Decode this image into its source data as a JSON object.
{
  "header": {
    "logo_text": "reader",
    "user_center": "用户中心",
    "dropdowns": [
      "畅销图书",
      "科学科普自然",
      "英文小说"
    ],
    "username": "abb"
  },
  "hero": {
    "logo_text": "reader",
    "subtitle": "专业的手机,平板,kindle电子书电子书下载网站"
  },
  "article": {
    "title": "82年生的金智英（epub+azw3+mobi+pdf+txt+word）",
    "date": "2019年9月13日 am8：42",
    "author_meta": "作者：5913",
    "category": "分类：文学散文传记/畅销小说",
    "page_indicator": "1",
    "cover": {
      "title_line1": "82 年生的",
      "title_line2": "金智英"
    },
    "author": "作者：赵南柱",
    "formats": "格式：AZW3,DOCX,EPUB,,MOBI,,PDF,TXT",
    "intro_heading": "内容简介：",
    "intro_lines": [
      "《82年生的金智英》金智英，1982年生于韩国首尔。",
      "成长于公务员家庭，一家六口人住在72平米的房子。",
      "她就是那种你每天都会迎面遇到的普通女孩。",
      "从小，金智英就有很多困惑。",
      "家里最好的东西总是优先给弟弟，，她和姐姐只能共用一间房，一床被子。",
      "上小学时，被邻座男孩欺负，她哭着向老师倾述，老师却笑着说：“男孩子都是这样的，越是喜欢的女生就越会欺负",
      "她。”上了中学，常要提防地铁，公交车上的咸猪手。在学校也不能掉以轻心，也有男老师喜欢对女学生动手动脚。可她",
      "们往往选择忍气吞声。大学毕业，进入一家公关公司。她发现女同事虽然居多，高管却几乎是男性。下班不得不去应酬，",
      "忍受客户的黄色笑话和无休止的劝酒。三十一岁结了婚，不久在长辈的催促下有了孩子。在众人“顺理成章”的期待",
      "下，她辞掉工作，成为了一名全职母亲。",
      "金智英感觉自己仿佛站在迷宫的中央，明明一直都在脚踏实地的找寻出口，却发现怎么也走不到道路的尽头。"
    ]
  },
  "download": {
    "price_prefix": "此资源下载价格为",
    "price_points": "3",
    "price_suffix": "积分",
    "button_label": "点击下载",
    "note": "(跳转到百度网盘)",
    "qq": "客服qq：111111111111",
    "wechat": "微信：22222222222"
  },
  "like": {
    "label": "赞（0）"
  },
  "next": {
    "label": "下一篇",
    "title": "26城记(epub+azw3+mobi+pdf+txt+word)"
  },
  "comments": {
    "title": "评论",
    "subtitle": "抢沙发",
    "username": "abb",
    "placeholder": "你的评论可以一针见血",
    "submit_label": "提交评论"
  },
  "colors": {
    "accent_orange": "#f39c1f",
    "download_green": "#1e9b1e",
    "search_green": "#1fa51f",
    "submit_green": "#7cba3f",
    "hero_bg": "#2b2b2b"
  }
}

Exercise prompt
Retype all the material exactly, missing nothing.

Finished task
Decode this image into its source data as a JSON object.
{
  "header": {
    "logo_text": "reader",
    "user_center": "用户中心",
    "dropdowns": [
      "畅销图书",
      "科学科普自然",
      "英文小说"
    ],
    "username": "abb"
  },
  "hero": {
    "logo_text": "reader",
    "subtitle": "专业的手机,平板,kindle电子书电子书下载网站"
  },
  "article": {
    "title": "82年生的金智英（epub+azw3+mobi+pdf+txt+word）",
    "date": "2019年9月13日 am8：42",
    "author_meta": "作者：5913",
    "category": "分类：文学散文传记/畅销小说",
    "page_indicator": "1",
    "cover": {
      "title_line1": "82 年生的",
      "title_line2": "金智英"
    },
    "author": "作者：赵南柱",
    "formats": "格式：AZW3,DOCX,EPUB,,MOBI,,PDF,TXT",
    "intro_heading": "内容简介：",
    "intro_lines": [
      "《82年生的金智英》金智英，1982年生于韩国首尔。",
      "成长于公务员家庭，一家六口人住在72平米的房子。",
      "她就是那种你每天都会迎面遇到的普通女孩。",
      "从小，金智英就有很多困惑。",
      "家里最好的东西总是优先给弟弟，，她和姐姐只能共用一间房，一床被子。",
      "上小学时，被邻座男孩欺负，她哭着向老师倾述，老师却笑着说：“男孩子都是这样的，越是喜欢的女生就越会欺负",
      "她。”上了中学，常要提防地铁，公交车上的咸猪手。在学校也不能掉以轻心，也有男老师喜欢对女学生动手动脚。可她",
      "们往往选择忍气吞声。大学毕业，进入一家公关公司。她发现女同事虽然居多，高管却几乎是男性。下班不得不去应酬，",
      "忍受客户的黄色笑话和无休止的劝酒。三十一岁结了婚，不久在长辈的催促下有了孩子。在众人“顺理成章”的期待",
      "下，她辞掉工作，成为了一名全职母亲。",
      "金智英感觉自己仿佛站在迷宫的中央，明明一直都在脚踏实地的找寻出口，却发现怎么也走不到道路的尽头。"
    ]
  },
  "download": {
    "price_prefix": "此资源下载价格为",
    "price_points": "3",
    "price_suffix": "积分",
    "button_label": "点击下载",
    "note": "(跳转到百度网盘)",
    "qq": "客服qq：111111111111",
    "wechat": "微信：22222222222"
  },
  "like": {
    "label": "赞（0）"
  },
  "next": {
    "label": "下一篇",
    "title": "26城记(epub+azw3+mobi+pdf+txt+word)"
  },
  "comments": {
    "title": "评论",
    "subtitle": "抢沙发",
    "username": "abb",
    "placeholder": "你的评论可以一针见血",
    "submit_label": "提交评论"
  },
  "colors": {
    "accent_orange": "#f39c1f",
    "download_green": "#1e9b1e",
    "search_green": "#1fa51f",
    "submit_green": "#7cba3f",
    "hero_bg": "#2b2b2b"
  }
}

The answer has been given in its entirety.